“Are you sure you’re the white mage?”
 

Saturday, August 18, 2018

The symbol of power

The third season, after that night with the orc, my spoon had become stained with red blood. The DM took my character sheet and wrote down, "Red Wooden Cooking Spoon" under one of my attack slots. It was now a magical weapon that had a +1 to attack and damage with an unknown critical bonus. He said I could feel power covering from the spoon as I held it. So I kept on holding it.

  In towns, it was always in my hand. Whenever there was a fight, I was immediately ready to attack. And based on the rules in 3rd edition, I would normally have to spend an action to draw my weapon. But since no one questioned my spoon as a weapon, I usually got the first strike in. By this point, my spoon was doing actually slicing damage. I hadn't gotten a critical, but that was about to change.

  We were in a fight with some bandits and had gotten to fifth level. Everyone was kicking ass, except for me. First tier wizards are still not great fighters when with a magical spoon. So I was more or less barely holding my own. Until I rolled a critical natural twenty. As it landed, the DM explained that I felt a rush magic surge through the spoon and tear open the armor of my bandit. A second later, his intestines spilled out onto the ground and he died. Everyone turned to me in awe. I held the spoon high and grinned at the other bandits in game. Their moral dropped and they gave up.

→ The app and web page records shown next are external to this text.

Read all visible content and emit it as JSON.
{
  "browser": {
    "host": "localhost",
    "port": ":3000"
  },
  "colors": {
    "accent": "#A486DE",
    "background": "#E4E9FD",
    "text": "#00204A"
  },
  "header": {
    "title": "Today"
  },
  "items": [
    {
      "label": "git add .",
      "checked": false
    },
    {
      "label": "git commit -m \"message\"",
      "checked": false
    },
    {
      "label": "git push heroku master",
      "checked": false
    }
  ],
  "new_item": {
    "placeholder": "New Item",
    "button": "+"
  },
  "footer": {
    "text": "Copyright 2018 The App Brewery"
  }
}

The DM took my sheet again and wrote down, "Red Wooden Cooking Spoon of Disembowelment." It has an automatic kill on a natural twenty attack roll. I was gaining strength, but I was still a two and a half foot aquatic pixie. At this point in the game, we were seventh level, about to turn eight. I had managed to stay alive and I was starting to do some damage with spells for a change, using my spoon as a wand.

All was well until we decided to steal a few magic items.

The second test of my Nixie

On my second challenge, the party has received a contract to hunt down a pack of six orcs. But before we were to leave, the group wanted to resupply. The ranger went to the fletcher, the barbarian went to the blacksmith, and the monk went to the cemetery to meditate. I asked to go to the magic shop. The

Again, we traveled outside the city and were attacked immediately by our prey. This was a running joke in the group to speed up finding the combat. In the same way as the last, I called out my enemy, one this time.